[Source data]
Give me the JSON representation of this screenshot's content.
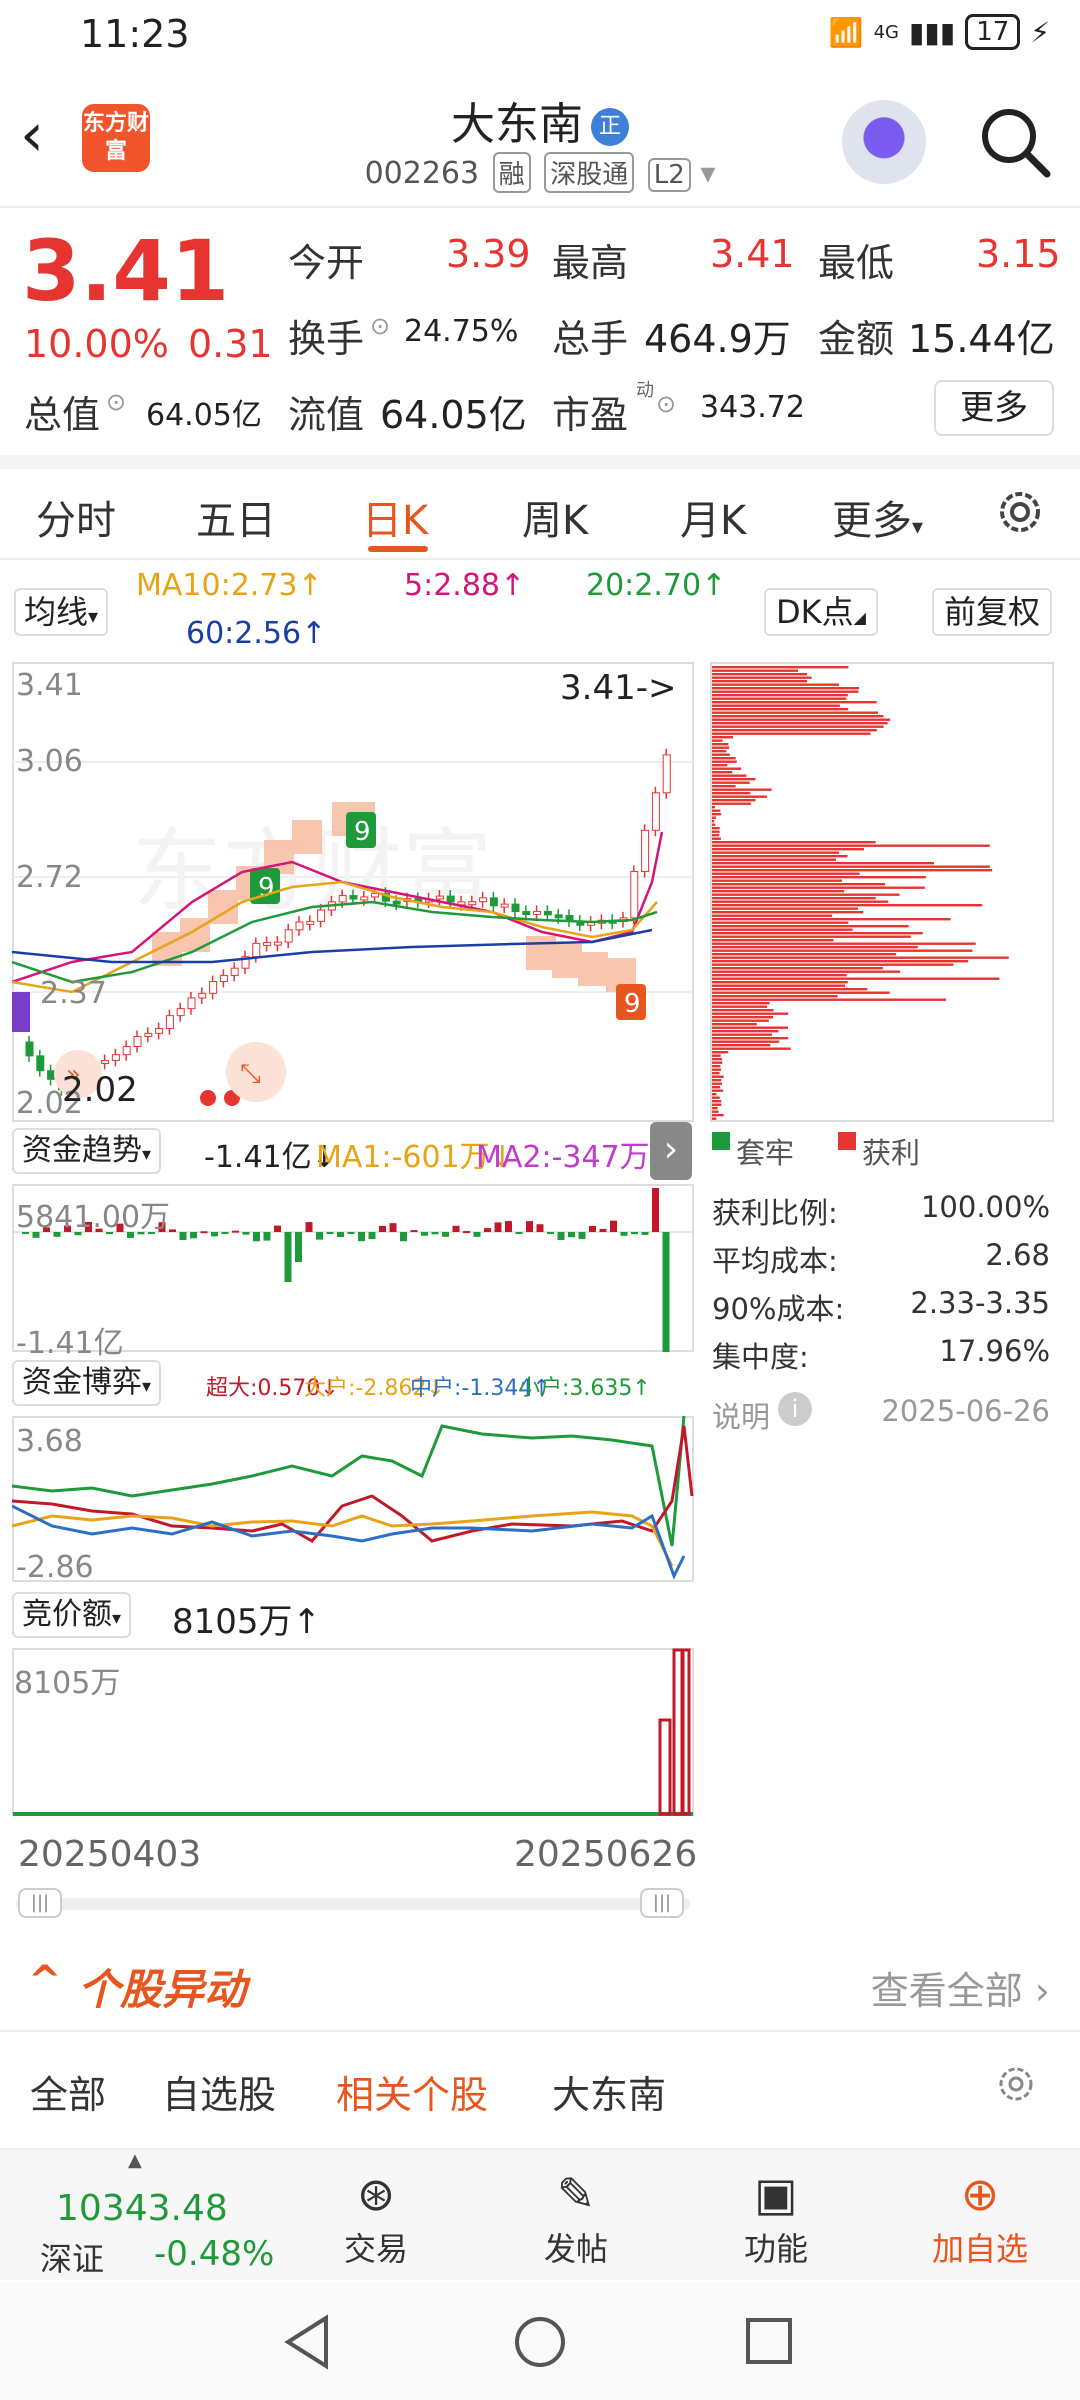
{
  "status": {
    "time": "11:23",
    "network": "4G",
    "battery": "17"
  },
  "header": {
    "logo_text": "东方财富",
    "name": "大东南",
    "badge": "正",
    "code": "002263",
    "tags": [
      "融",
      "深股通",
      "L2"
    ]
  },
  "quote": {
    "price": "3.41",
    "pct": "10.00%",
    "change": "0.31",
    "open_label": "今开",
    "open": "3.39",
    "high_label": "最高",
    "high": "3.41",
    "low_label": "最低",
    "low": "3.15",
    "turnover_label": "换手",
    "turnover": "24.75%",
    "volume_label": "总手",
    "volume": "464.9万",
    "amount_label": "金额",
    "amount": "15.44亿",
    "total_value_label": "总值",
    "total_value": "64.05亿",
    "float_value_label": "流值",
    "float_value": "64.05亿",
    "pe_label": "市盈",
    "pe_sup": "动",
    "pe": "343.72",
    "more": "更多"
  },
  "tabs": [
    "分时",
    "五日",
    "日K",
    "周K",
    "月K",
    "更多"
  ],
  "active_tab": "日K",
  "ma": {
    "button": "均线",
    "ma10": "MA10:2.73↑",
    "ma5": "5:2.88↑",
    "ma20": "20:2.70↑",
    "ma60": "60:2.56↑",
    "dk": "DK点",
    "fq": "前复权"
  },
  "kline": {
    "y_top": "3.41",
    "y_2": "3.06",
    "y_3": "2.72",
    "y_4": "2.37",
    "y_bottom": "2.02",
    "last_label": "3.41->",
    "low_label": "2.02"
  },
  "chip": {
    "legend_trapped": "套牢",
    "legend_profit": "获利",
    "rows": [
      {
        "label": "获利比例:",
        "value": "100.00%"
      },
      {
        "label": "平均成本:",
        "value": "2.68"
      },
      {
        "label": "90%成本:",
        "value": "2.33-3.35"
      },
      {
        "label": "集中度:",
        "value": "17.96%"
      }
    ],
    "note_label": "说明",
    "date": "2025-06-26"
  },
  "fund_trend": {
    "button": "资金趋势",
    "value": "-1.41亿↓",
    "ma1": "MA1:-601万↓",
    "ma2": "MA2:-347万↓",
    "y_top": "5841.00万",
    "y_bottom": "-1.41亿"
  },
  "fund_game": {
    "button": "资金博弈",
    "super": "超大:0.570↓",
    "large": "大户:-2.862↓",
    "mid": "中户:-1.344↑",
    "small": "小户:3.635↑",
    "y_top": "3.68",
    "y_bottom": "-2.86"
  },
  "auction": {
    "button": "竞价额",
    "value": "8105万↑",
    "y_top": "8105万",
    "date_start": "20250403",
    "date_end": "20250626"
  },
  "section": {
    "title": "个股异动",
    "view_all": "查看全部",
    "sub_tabs": [
      "全部",
      "自选股",
      "相关个股",
      "大东南"
    ],
    "active_sub": "相关个股"
  },
  "bottom": {
    "index_value": "10343.48",
    "index_name": "深证",
    "index_change": "-0.48%",
    "items": [
      "交易",
      "发帖",
      "功能",
      "加自选"
    ]
  },
  "colors": {
    "up": "#e63531",
    "down": "#1f9a3a",
    "accent": "#e8561f"
  }
}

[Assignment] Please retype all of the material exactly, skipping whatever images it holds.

[Exercise result]
Give me the JSON representation of this screenshot's content.
{
  "status": {
    "time": "11:23",
    "network": "4G",
    "battery": "17"
  },
  "header": {
    "logo_text": "东方财富",
    "name": "大东南",
    "badge": "正",
    "code": "002263",
    "tags": [
      "融",
      "深股通",
      "L2"
    ]
  },
  "quote": {
    "price": "3.41",
    "pct": "10.00%",
    "change": "0.31",
    "open_label": "今开",
    "open": "3.39",
    "high_label": "最高",
    "high": "3.41",
    "low_label": "最低",
    "low": "3.15",
    "turnover_label": "换手",
    "turnover": "24.75%",
    "volume_label": "总手",
    "volume": "464.9万",
    "amount_label": "金额",
    "amount": "15.44亿",
    "total_value_label": "总值",
    "total_value": "64.05亿",
    "float_value_label": "流值",
    "float_value": "64.05亿",
    "pe_label": "市盈",
    "pe_sup": "动",
    "pe": "343.72",
    "more": "更多"
  },
  "tabs": [
    "分时",
    "五日",
    "日K",
    "周K",
    "月K",
    "更多"
  ],
  "active_tab": "日K",
  "ma": {
    "button": "均线",
    "ma10": "MA10:2.73↑",
    "ma5": "5:2.88↑",
    "ma20": "20:2.70↑",
    "ma60": "60:2.56↑",
    "dk": "DK点",
    "fq": "前复权"
  },
  "kline": {
    "y_top": "3.41",
    "y_2": "3.06",
    "y_3": "2.72",
    "y_4": "2.37",
    "y_bottom": "2.02",
    "last_label": "3.41->",
    "low_label": "2.02"
  },
  "chip": {
    "legend_trapped": "套牢",
    "legend_profit": "获利",
    "rows": [
      {
        "label": "获利比例:",
        "value": "100.00%"
      },
      {
        "label": "平均成本:",
        "value": "2.68"
      },
      {
        "label": "90%成本:",
        "value": "2.33-3.35"
      },
      {
        "label": "集中度:",
        "value": "17.96%"
      }
    ],
    "note_label": "说明",
    "date": "2025-06-26"
  },
  "fund_trend": {
    "button": "资金趋势",
    "value": "-1.41亿↓",
    "ma1": "MA1:-601万↓",
    "ma2": "MA2:-347万↓",
    "y_top": "5841.00万",
    "y_bottom": "-1.41亿"
  },
  "fund_game": {
    "button": "资金博弈",
    "super": "超大:0.570↓",
    "large": "大户:-2.862↓",
    "mid": "中户:-1.344↑",
    "small": "小户:3.635↑",
    "y_top": "3.68",
    "y_bottom": "-2.86"
  },
  "auction": {
    "button": "竞价额",
    "value": "8105万↑",
    "y_top": "8105万",
    "date_start": "20250403",
    "date_end": "20250626"
  },
  "section": {
    "title": "个股异动",
    "view_all": "查看全部",
    "sub_tabs": [
      "全部",
      "自选股",
      "相关个股",
      "大东南"
    ],
    "active_sub": "相关个股"
  },
  "bottom": {
    "index_value": "10343.48",
    "index_name": "深证",
    "index_change": "-0.48%",
    "items": [
      "交易",
      "发帖",
      "功能",
      "加自选"
    ]
  },
  "colors": {
    "up": "#e63531",
    "down": "#1f9a3a",
    "accent": "#e8561f"
  }
}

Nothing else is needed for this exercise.